(Records provided begins)

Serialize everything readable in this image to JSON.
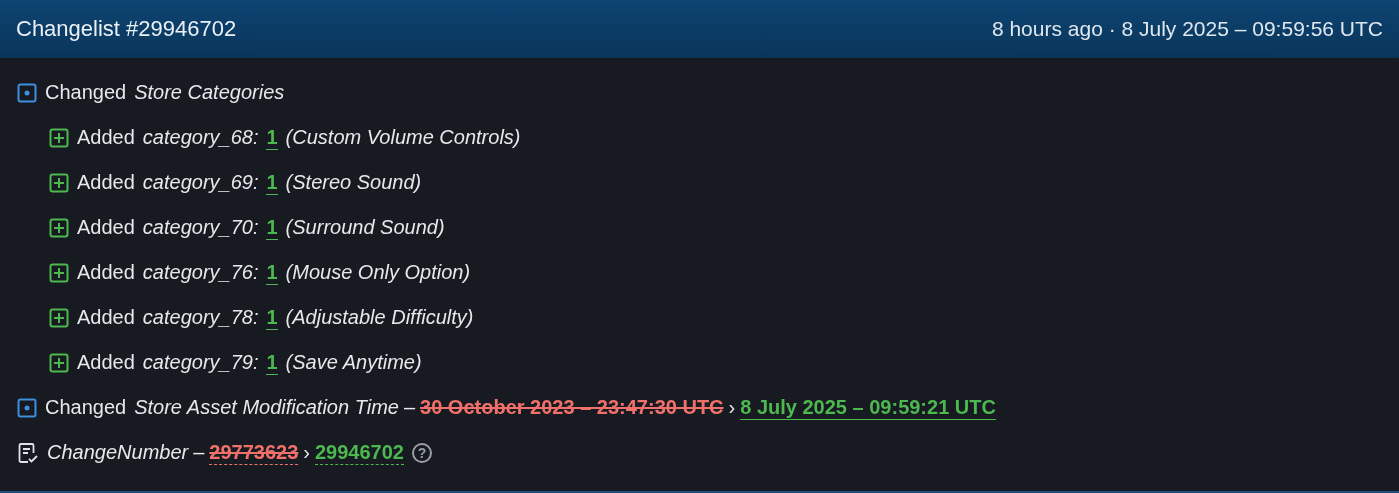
{
  "header": {
    "title": "Changelist #29946702",
    "time": "8 hours ago · 8 July 2025 – 09:59:56 UTC"
  },
  "entries": [
    {
      "kind": "changed",
      "action": "Changed",
      "name": "Store Categories",
      "children": [
        {
          "kind": "added",
          "action": "Added",
          "name": "category_68:",
          "value": "1",
          "note": "(Custom Volume Controls)"
        },
        {
          "kind": "added",
          "action": "Added",
          "name": "category_69:",
          "value": "1",
          "note": "(Stereo Sound)"
        },
        {
          "kind": "added",
          "action": "Added",
          "name": "category_70:",
          "value": "1",
          "note": "(Surround Sound)"
        },
        {
          "kind": "added",
          "action": "Added",
          "name": "category_76:",
          "value": "1",
          "note": "(Mouse Only Option)"
        },
        {
          "kind": "added",
          "action": "Added",
          "name": "category_78:",
          "value": "1",
          "note": "(Adjustable Difficulty)"
        },
        {
          "kind": "added",
          "action": "Added",
          "name": "category_79:",
          "value": "1",
          "note": "(Save Anytime)"
        }
      ]
    },
    {
      "kind": "changed",
      "action": "Changed",
      "name": "Store Asset Modification Time",
      "separator": "–",
      "old": "30 October 2023 – 23:47:30 UTC",
      "arrow": "›",
      "new": "8 July 2025 – 09:59:21 UTC"
    },
    {
      "kind": "key",
      "name": "ChangeNumber",
      "separator": "–",
      "old": "29773623",
      "arrow": "›",
      "new": "29946702",
      "help": "?"
    }
  ]
}
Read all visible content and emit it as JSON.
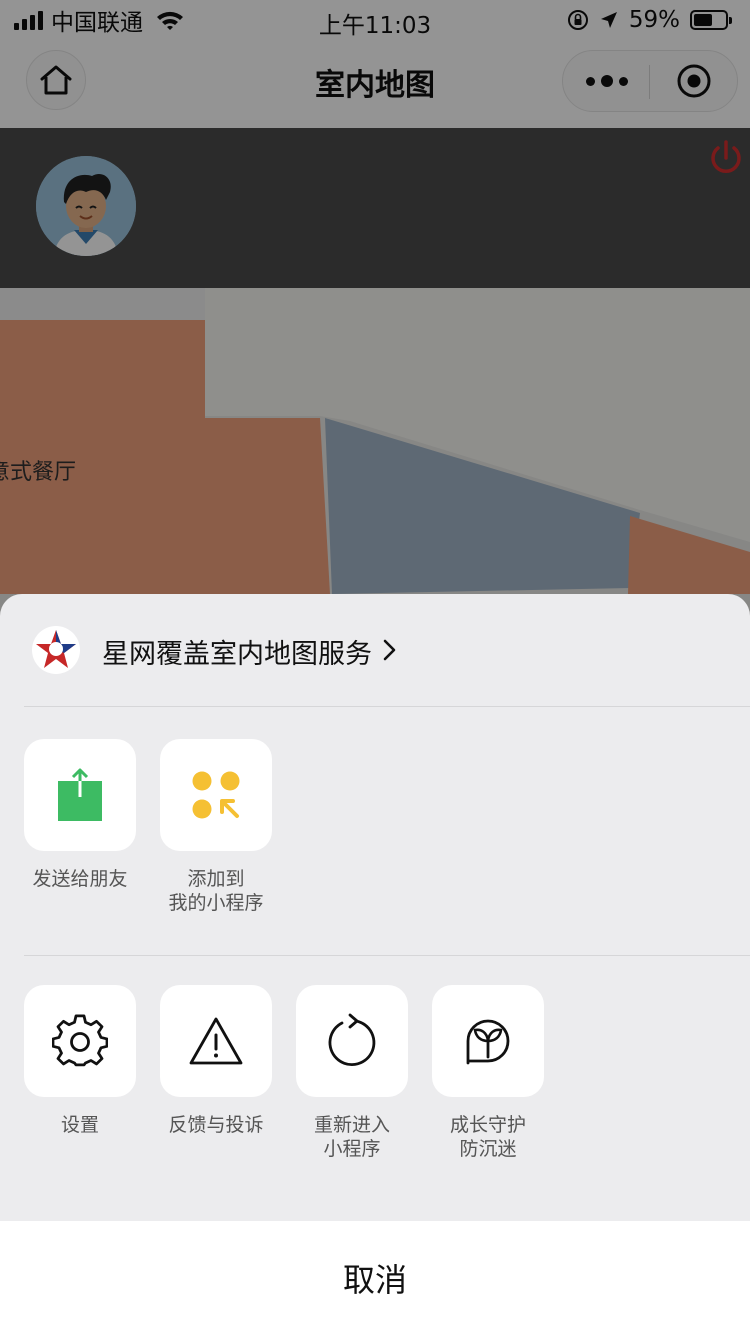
{
  "status_bar": {
    "carrier": "中国联通",
    "time": "上午11:03",
    "battery_percent": "59%",
    "battery_level": 0.59
  },
  "navbar": {
    "title": "室内地图",
    "home_icon": "home-icon",
    "more_icon": "more-dots-icon",
    "close_icon": "target-close-icon"
  },
  "user": {
    "avatar_icon": "avatar-boy",
    "power_icon": "power-icon",
    "power_color": "#d32f2f"
  },
  "map": {
    "label": "意式餐厅",
    "colors": {
      "orange": "#f0a07c",
      "blue": "#9cb0c2",
      "light": "#f7f7f2",
      "gray": "#e5e5e5"
    }
  },
  "sheet": {
    "app_name": "星网覆盖室内地图服务",
    "row1": [
      {
        "label": "发送给朋友",
        "icon": "share-icon"
      },
      {
        "label": "添加到\n我的小程序",
        "icon": "add-mini-program-icon"
      }
    ],
    "row2": [
      {
        "label": "设置",
        "icon": "gear-icon"
      },
      {
        "label": "反馈与投诉",
        "icon": "warning-icon"
      },
      {
        "label": "重新进入\n小程序",
        "icon": "reload-icon"
      },
      {
        "label": "成长守护\n防沉迷",
        "icon": "sprout-icon"
      }
    ],
    "cancel": "取消"
  }
}
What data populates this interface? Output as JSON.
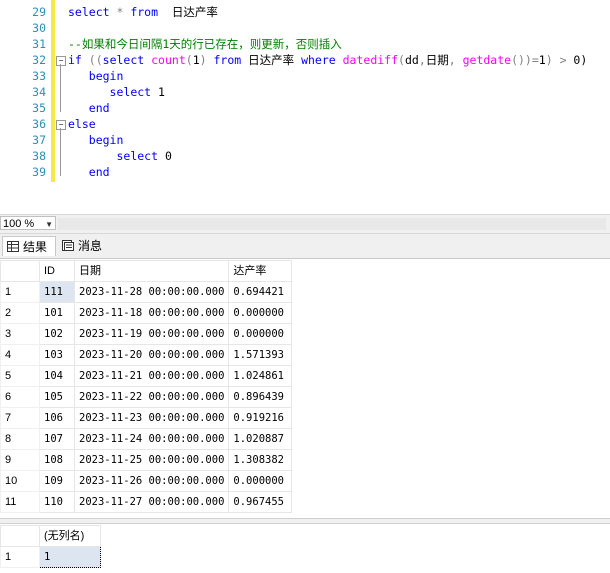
{
  "editor": {
    "lines": [
      {
        "n": "29",
        "parts": [
          [
            "kw",
            "select"
          ],
          [
            "op",
            " * "
          ],
          [
            "kw",
            "from"
          ],
          [
            "",
            "  日达产率"
          ]
        ]
      },
      {
        "n": "30",
        "parts": []
      },
      {
        "n": "31",
        "parts": [
          [
            "cm",
            "--如果和今日间隔1天的行已存在，则更新，否则插入"
          ]
        ]
      },
      {
        "n": "32",
        "parts": [
          [
            "kw",
            "if"
          ],
          [
            "op",
            " (("
          ],
          [
            "kw",
            "select"
          ],
          [
            "",
            " "
          ],
          [
            "fn",
            "count"
          ],
          [
            "op",
            "("
          ],
          [
            "",
            "1"
          ],
          [
            "op",
            ")"
          ],
          [
            "",
            " "
          ],
          [
            "kw",
            "from"
          ],
          [
            "",
            " 日达产率 "
          ],
          [
            "kw",
            "where"
          ],
          [
            "",
            " "
          ],
          [
            "fn",
            "datediff"
          ],
          [
            "op",
            "("
          ],
          [
            "",
            "dd"
          ],
          [
            "op",
            ","
          ],
          [
            "",
            "日期"
          ],
          [
            "op",
            ", "
          ],
          [
            "fn",
            "getdate"
          ],
          [
            "op",
            "())="
          ],
          [
            "",
            "1"
          ],
          [
            "op",
            ") > "
          ],
          [
            "",
            "0)"
          ]
        ]
      },
      {
        "n": "33",
        "parts": [
          [
            "",
            "   "
          ],
          [
            "kw",
            "begin"
          ]
        ]
      },
      {
        "n": "34",
        "parts": [
          [
            "",
            "      "
          ],
          [
            "kw",
            "select"
          ],
          [
            "",
            " 1"
          ]
        ]
      },
      {
        "n": "35",
        "parts": [
          [
            "",
            "   "
          ],
          [
            "kw",
            "end"
          ]
        ]
      },
      {
        "n": "36",
        "parts": [
          [
            "kw",
            "else"
          ]
        ]
      },
      {
        "n": "37",
        "parts": [
          [
            "",
            "   "
          ],
          [
            "kw",
            "begin"
          ]
        ]
      },
      {
        "n": "38",
        "parts": [
          [
            "",
            "       "
          ],
          [
            "kw",
            "select"
          ],
          [
            "",
            " 0"
          ]
        ]
      },
      {
        "n": "39",
        "parts": [
          [
            "",
            "   "
          ],
          [
            "kw",
            "end"
          ]
        ]
      }
    ]
  },
  "zoom": {
    "value": "100 %"
  },
  "tabs": {
    "results": "结果",
    "messages": "消息"
  },
  "grid1": {
    "columns": [
      "ID",
      "日期",
      "达产率"
    ],
    "rows": [
      [
        "1",
        "111",
        "2023-11-28 00:00:00.000",
        "0.694421"
      ],
      [
        "2",
        "101",
        "2023-11-18 00:00:00.000",
        "0.000000"
      ],
      [
        "3",
        "102",
        "2023-11-19 00:00:00.000",
        "0.000000"
      ],
      [
        "4",
        "103",
        "2023-11-20 00:00:00.000",
        "1.571393"
      ],
      [
        "5",
        "104",
        "2023-11-21 00:00:00.000",
        "1.024861"
      ],
      [
        "6",
        "105",
        "2023-11-22 00:00:00.000",
        "0.896439"
      ],
      [
        "7",
        "106",
        "2023-11-23 00:00:00.000",
        "0.919216"
      ],
      [
        "8",
        "107",
        "2023-11-24 00:00:00.000",
        "1.020887"
      ],
      [
        "9",
        "108",
        "2023-11-25 00:00:00.000",
        "1.308382"
      ],
      [
        "10",
        "109",
        "2023-11-26 00:00:00.000",
        "0.000000"
      ],
      [
        "11",
        "110",
        "2023-11-27 00:00:00.000",
        "0.967455"
      ]
    ]
  },
  "grid2": {
    "columns": [
      "(无列名)"
    ],
    "rows": [
      [
        "1",
        "1"
      ]
    ]
  },
  "colors": {
    "keyword": "#0000ff",
    "function": "#ff00ff",
    "comment": "#008000",
    "line_number": "#2b91af",
    "change_bar": "#f5e94a"
  }
}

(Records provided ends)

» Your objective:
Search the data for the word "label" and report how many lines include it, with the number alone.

» Exercise result:
7